And from... the day after the sabbath, you shall count off seven weeks. They must be complete: you must count until the day after the seventh week—fifty days...  On that same day you shall hold a celebration; it shall be a sacred occasion for you; you shall not work at your occupations. This is a law for all time in all your settlements, throughout the ages.

-Leviticus 23:15-16, 21

Shavuot, the Festival of Weeks, is the second of the three major festivals (the other two are Passover and Sukkot). Agriculturally, it commemorates the time when the first fruits were harvested and brought to the Temple, and is known as Chag ha-Bikkurim (the Festival of the First Fruits). Historically, it celebrates the giving of the Torah at Mount Sinai, and is also known as Z'man Matan Torateinu (the Time of the Giving of Our Torah).

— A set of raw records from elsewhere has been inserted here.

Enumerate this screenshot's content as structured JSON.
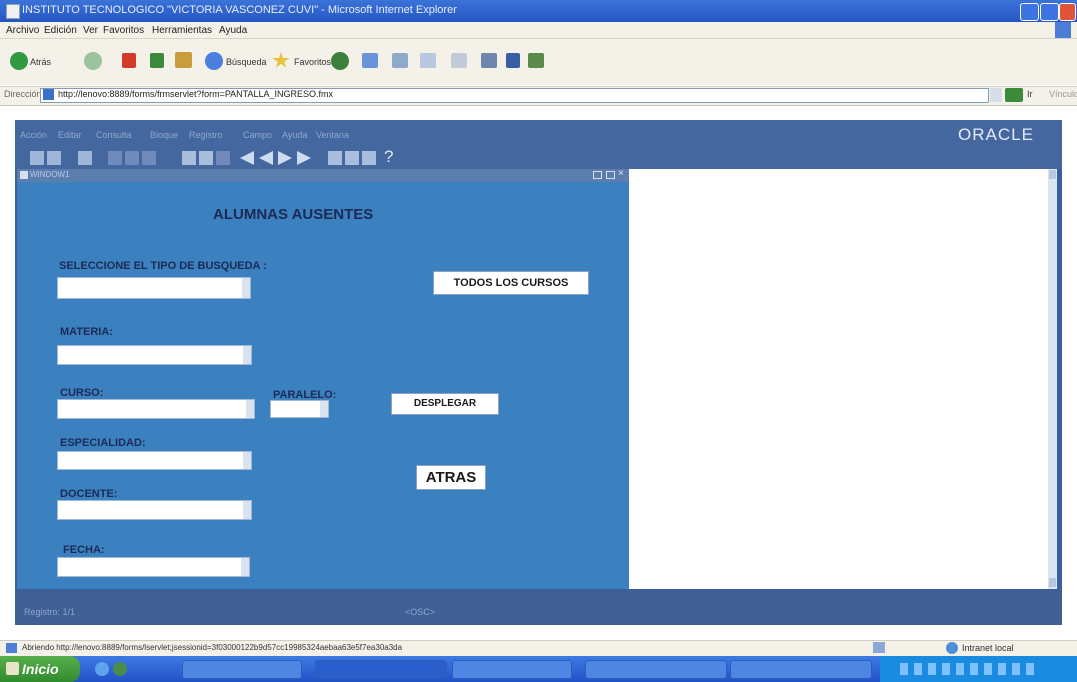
{
  "browser": {
    "title": "INSTITUTO TECNOLOGICO \"VICTORIA VASCONEZ CUVI\" - Microsoft Internet Explorer",
    "menu": [
      "Archivo",
      "Edición",
      "Ver",
      "Favoritos",
      "Herramientas",
      "Ayuda"
    ],
    "toolbar": {
      "back_label": "Atrás",
      "search_label": "Búsqueda",
      "favorites_label": "Favoritos"
    },
    "address_label": "Dirección",
    "address_url": "http://lenovo:8889/forms/frmservlet?form=PANTALLA_INGRESO.fmx",
    "go_label": "Ir",
    "links_label": "Vínculos",
    "status_text": "Abriendo http://lenovo:8889/forms/lservlet;jsessionid=3f03000122b9d57cc19985324aebaa63e5f7ea30a3da",
    "zone_label": "Intranet local"
  },
  "forms": {
    "menu": [
      "Acción",
      "Editar",
      "Consulta",
      "Bloque",
      "Registro",
      "Campo",
      "Ayuda",
      "Ventana"
    ],
    "brand": "ORACLE",
    "window_title": "WINDOW1",
    "status_record": "Registro: 1/1",
    "status_osc": "<OSC>"
  },
  "screen": {
    "heading": "ALUMNAS AUSENTES",
    "search_type_label": "SELECCIONE EL TIPO DE BUSQUEDA :",
    "search_type_value": "",
    "materia_label": "MATERIA:",
    "curso_label": "CURSO:",
    "paralelo_label": "PARALELO:",
    "especialidad_label": "ESPECIALIDAD:",
    "docente_label": "DOCENTE:",
    "fecha_label": "FECHA:",
    "btn_todos": "TODOS LOS CURSOS",
    "btn_desplegar": "DESPLEGAR",
    "btn_atras": "ATRAS"
  },
  "taskbar": {
    "start_label": "Inicio"
  },
  "colors": {
    "forms_background": "#3b81bf",
    "forms_shell": "#3c5e9a",
    "taskbar": "#2351c7",
    "start_button": "#3e9a3a"
  }
}
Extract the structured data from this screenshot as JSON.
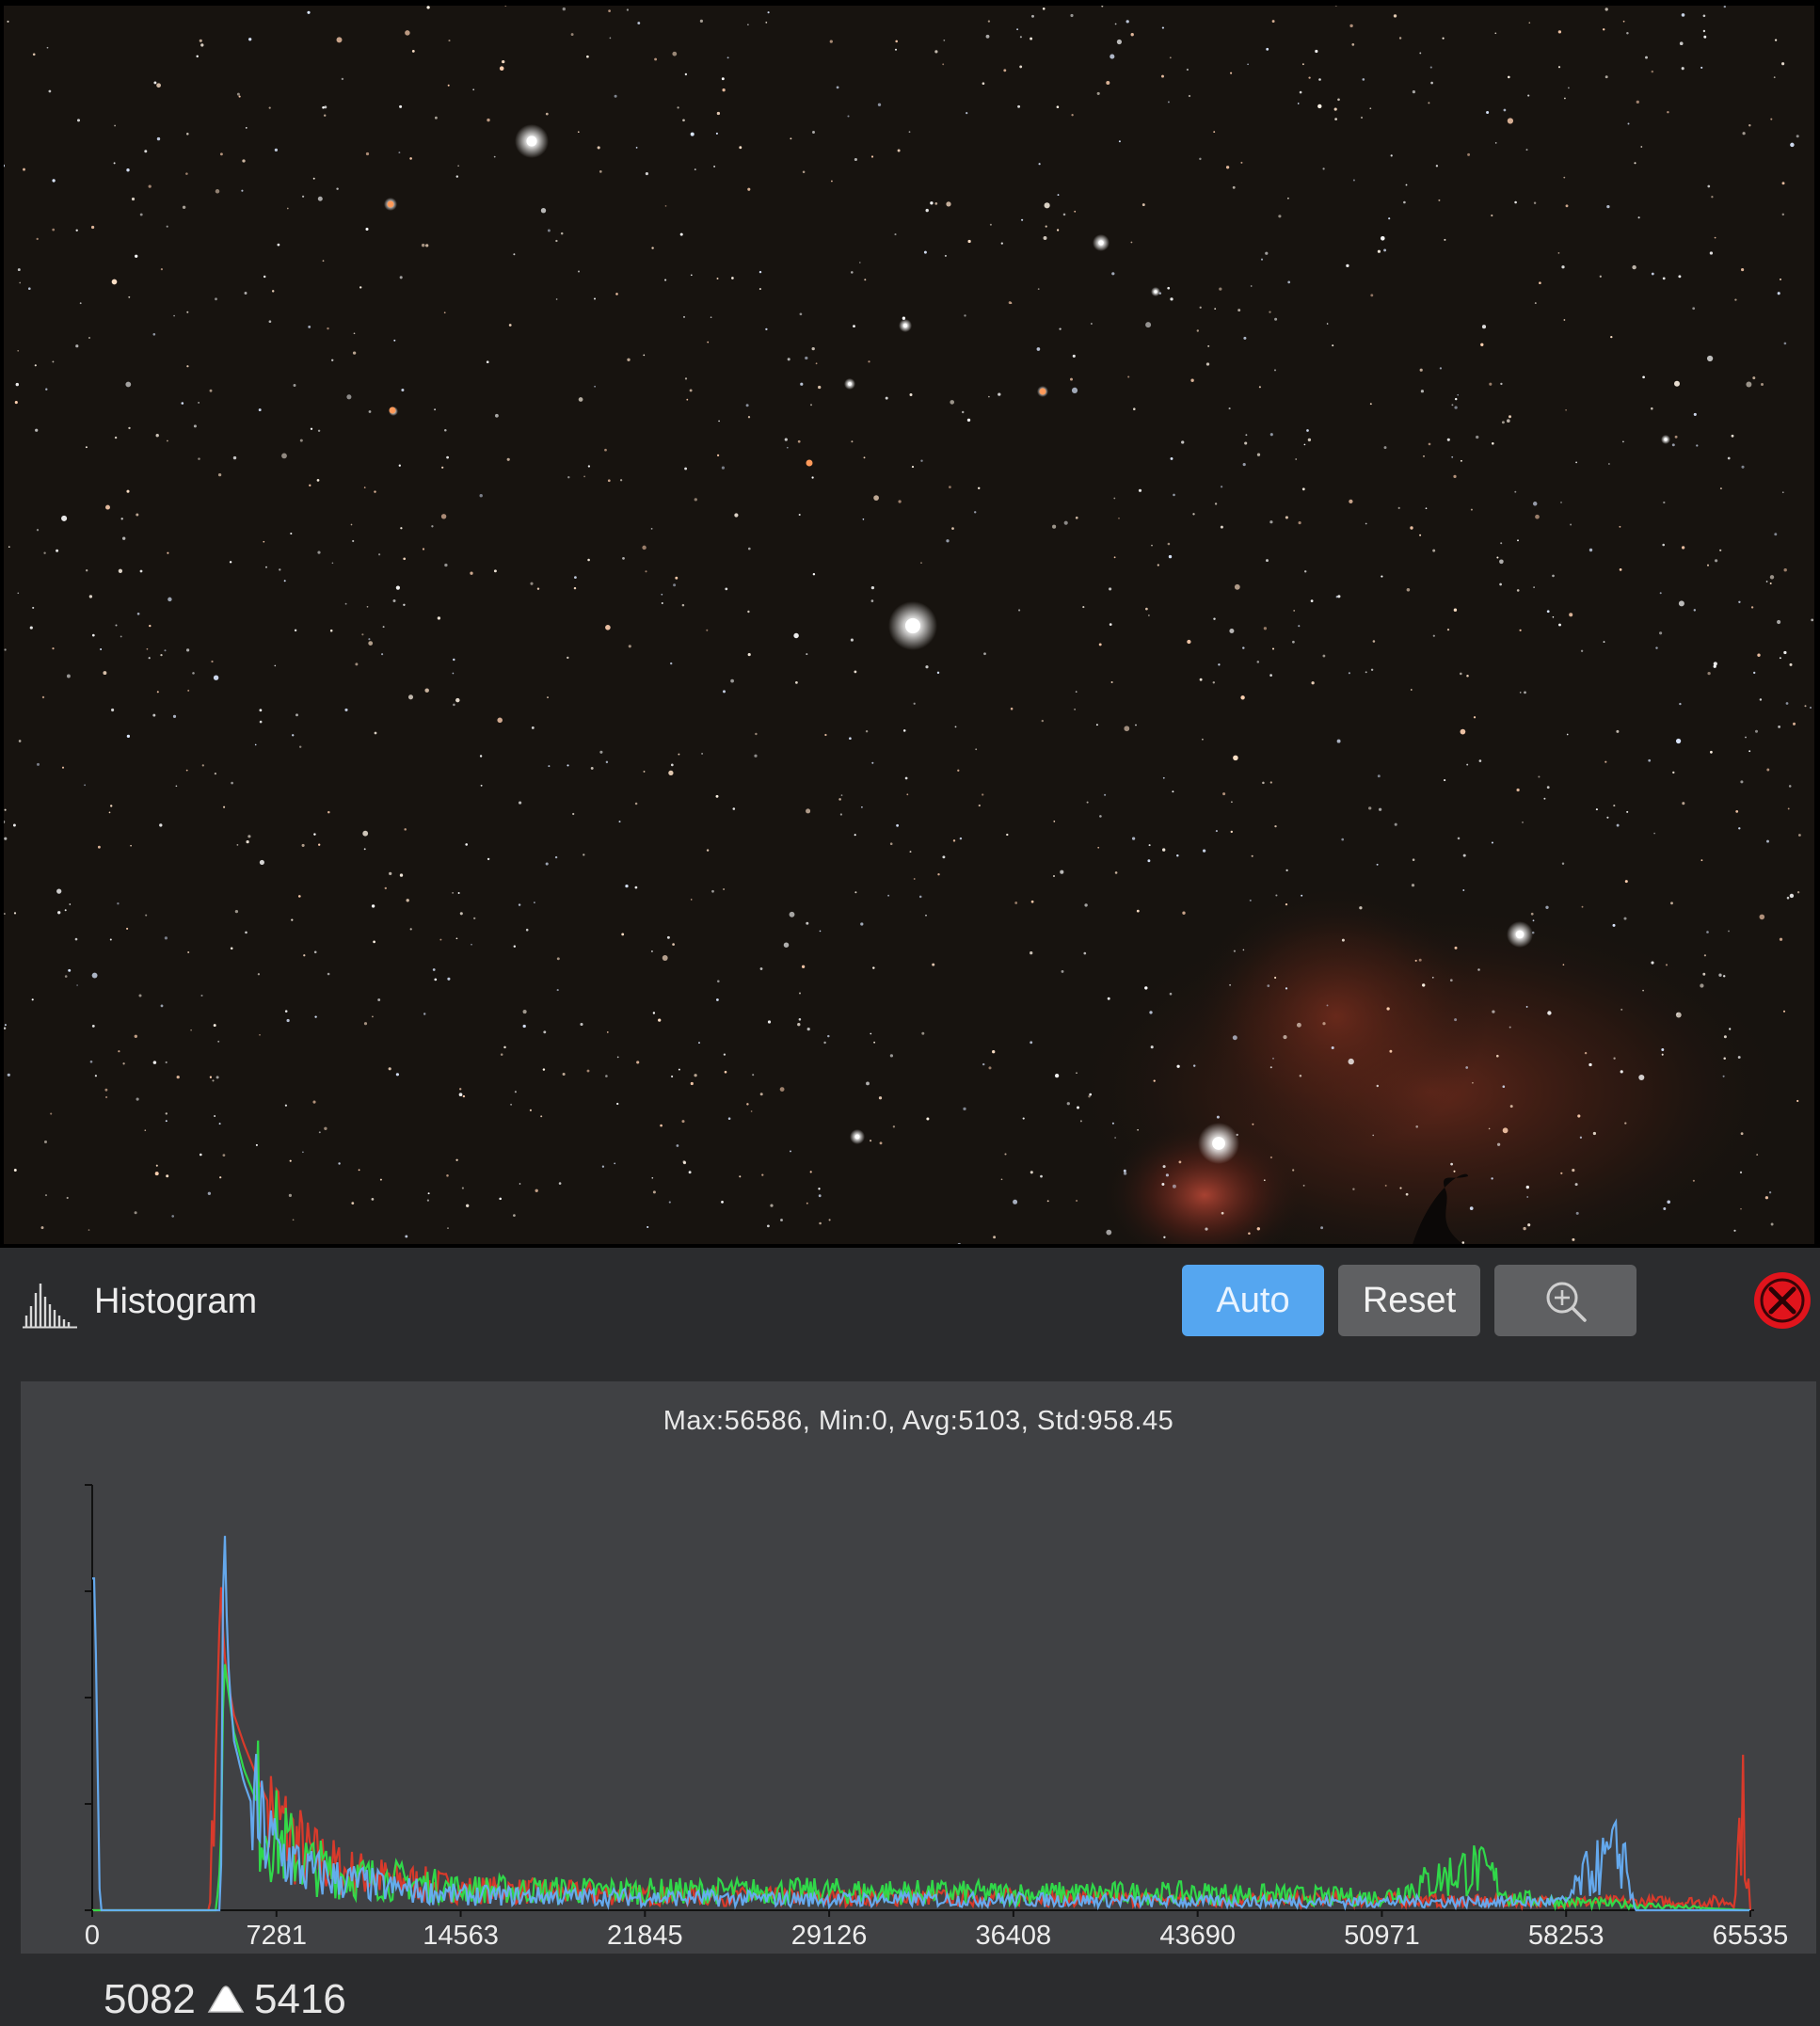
{
  "image_view": {
    "description_icon": "starfield-image"
  },
  "histogram": {
    "title": "Histogram",
    "icon": "histogram-icon",
    "buttons": {
      "auto": "Auto",
      "reset": "Reset",
      "zoom_icon": "zoom-in-icon",
      "close_icon": "close-icon"
    },
    "stats": "Max:56586, Min:0, Avg:5103, Std:958.45",
    "black_point": "5082",
    "white_point": "5416",
    "colors": {
      "accent": "#55a6f0",
      "red": "#e03a2a",
      "green": "#2fe04a",
      "blue": "#66aef5",
      "close": "#e0141c"
    }
  },
  "chart_data": {
    "type": "area",
    "title": "",
    "xlabel": "",
    "ylabel": "",
    "xlim": [
      0,
      65535
    ],
    "x_ticks": [
      "0",
      "7281",
      "14563",
      "21845",
      "29126",
      "36408",
      "43690",
      "50971",
      "58253",
      "65535"
    ],
    "series": [
      {
        "name": "",
        "color": "red",
        "x": [
          0,
          4600,
          4800,
          5082,
          5200,
          5300,
          5600,
          6000,
          6600,
          7281,
          8500,
          10000,
          12000,
          14563,
          21845,
          29126,
          36408,
          43690,
          50971,
          56000,
          58253,
          64900,
          65200,
          65535
        ],
        "y": [
          0,
          0,
          0.2,
          0.78,
          0.62,
          0.56,
          0.46,
          0.39,
          0.3,
          0.21,
          0.13,
          0.09,
          0.07,
          0.05,
          0.035,
          0.03,
          0.03,
          0.025,
          0.025,
          0.02,
          0.02,
          0.02,
          0.26,
          0.0
        ]
      },
      {
        "name": "",
        "color": "green",
        "x": [
          0,
          4900,
          5082,
          5200,
          5300,
          5600,
          6000,
          6600,
          7281,
          8500,
          10000,
          12000,
          14563,
          21845,
          29126,
          36408,
          43690,
          50971,
          54500,
          55300,
          56000,
          58253,
          65535
        ],
        "y": [
          0,
          0,
          0.1,
          0.6,
          0.55,
          0.42,
          0.33,
          0.24,
          0.17,
          0.11,
          0.08,
          0.07,
          0.05,
          0.045,
          0.045,
          0.04,
          0.04,
          0.03,
          0.1,
          0.08,
          0.03,
          0.02,
          0.0
        ]
      },
      {
        "name": "",
        "color": "blue",
        "x": [
          0,
          100,
          300,
          5082,
          5200,
          5300,
          5400,
          5600,
          6000,
          6600,
          7281,
          8500,
          10000,
          12000,
          14563,
          21845,
          29126,
          36408,
          43690,
          50971,
          58253,
          59000,
          60000,
          60500,
          61000,
          65535
        ],
        "y": [
          0.78,
          0.78,
          0,
          0,
          1.0,
          0.72,
          0.55,
          0.4,
          0.3,
          0.2,
          0.14,
          0.09,
          0.07,
          0.05,
          0.035,
          0.03,
          0.025,
          0.025,
          0.02,
          0.02,
          0.02,
          0.08,
          0.12,
          0.14,
          0.0,
          0.0
        ]
      }
    ],
    "grid": false,
    "legend": "none"
  }
}
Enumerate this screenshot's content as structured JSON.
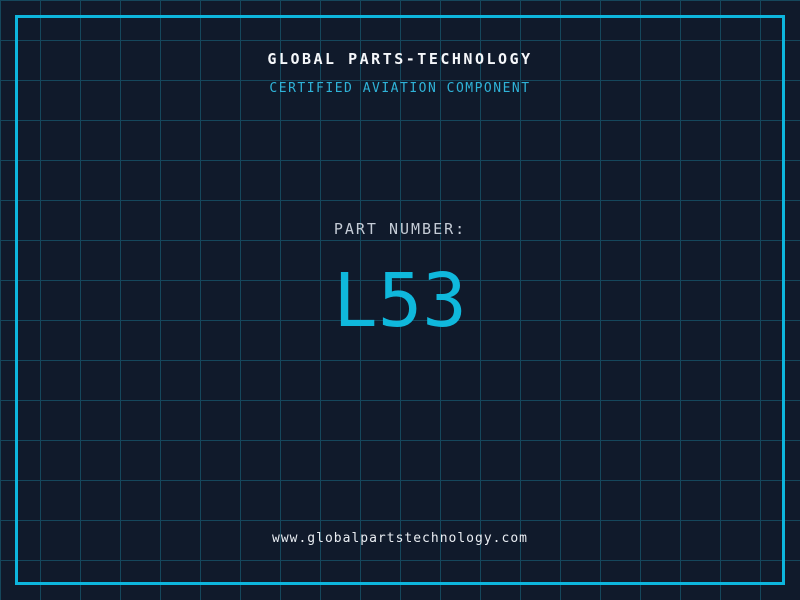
{
  "theme": {
    "background": "#101a2b",
    "grid_line": "#15475c",
    "border_color": "#0db5dd",
    "title_color": "#f5f7fa",
    "subtitle_color": "#2fb3d8",
    "label_color": "#c5ccd6",
    "part_color": "#0fb8dc",
    "url_color": "#e9edf2"
  },
  "header": {
    "title": "GLOBAL PARTS-TECHNOLOGY",
    "subtitle": "CERTIFIED AVIATION COMPONENT"
  },
  "part": {
    "label": "PART NUMBER:",
    "number": "L53"
  },
  "footer": {
    "url": "www.globalpartstechnology.com"
  }
}
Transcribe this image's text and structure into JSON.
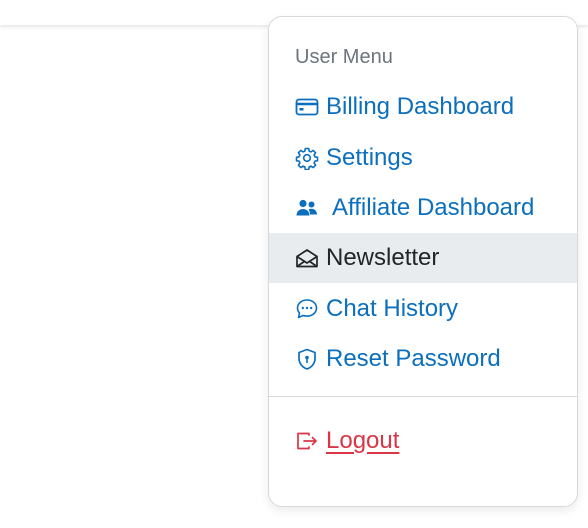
{
  "menu": {
    "header": "User Menu",
    "items": [
      {
        "label": "Billing Dashboard",
        "icon": "credit-card-icon"
      },
      {
        "label": "Settings",
        "icon": "gear-icon"
      },
      {
        "label": "Affiliate Dashboard",
        "icon": "people-icon"
      },
      {
        "label": "Newsletter",
        "icon": "envelope-open-icon",
        "active": true
      },
      {
        "label": "Chat History",
        "icon": "chat-dots-icon"
      },
      {
        "label": "Reset Password",
        "icon": "shield-lock-icon"
      }
    ],
    "logout": {
      "label": "Logout",
      "icon": "box-arrow-right-icon"
    }
  },
  "colors": {
    "link": "#0b6fbd",
    "active_text": "#212529",
    "active_bg": "#e9ecef",
    "header": "#6c757d",
    "logout": "#dc3545"
  }
}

The period between Passover and Shavuot is a time of great anticipation. We count each of the 49 days from the second day of Passover until the day before Shavuot - 7 full weeks (hence the name). This period of counting is called Sefirat Ha-Omer (the Counting of the Omer). The counting reminds us of the important connection between Passover and Shavuot: While Passover freed us physically from bondage, the giving of the Torah on Shavuot redeemed us spiritually from our bondage to idolatry and immorality.

It is customary to stay up the entire first night of Shavuot to study Torah.  This is called Tikkun Leil Shavuot.  Sinai honors this tradition by holding an annual learning program until past midnight on the first night of Shavuot.

It is customary to eat a dairy meal at least once during Shavuot. There are varying opinions as to why this is done. Some say it is a reminder of the promise regarding the land of Israel, a land flowing with "milk and honey." According to another view, it is because our ancestors had just received the Torah (and the dietary laws therein), and did not have both meat and dairy dishes available.  Congregation Sinai holds an annual "Bring Your Own Dairy Lunch Picnic" at the synagogue on the second day of Shavuot.

We also read the book of Ruth on Shavuot.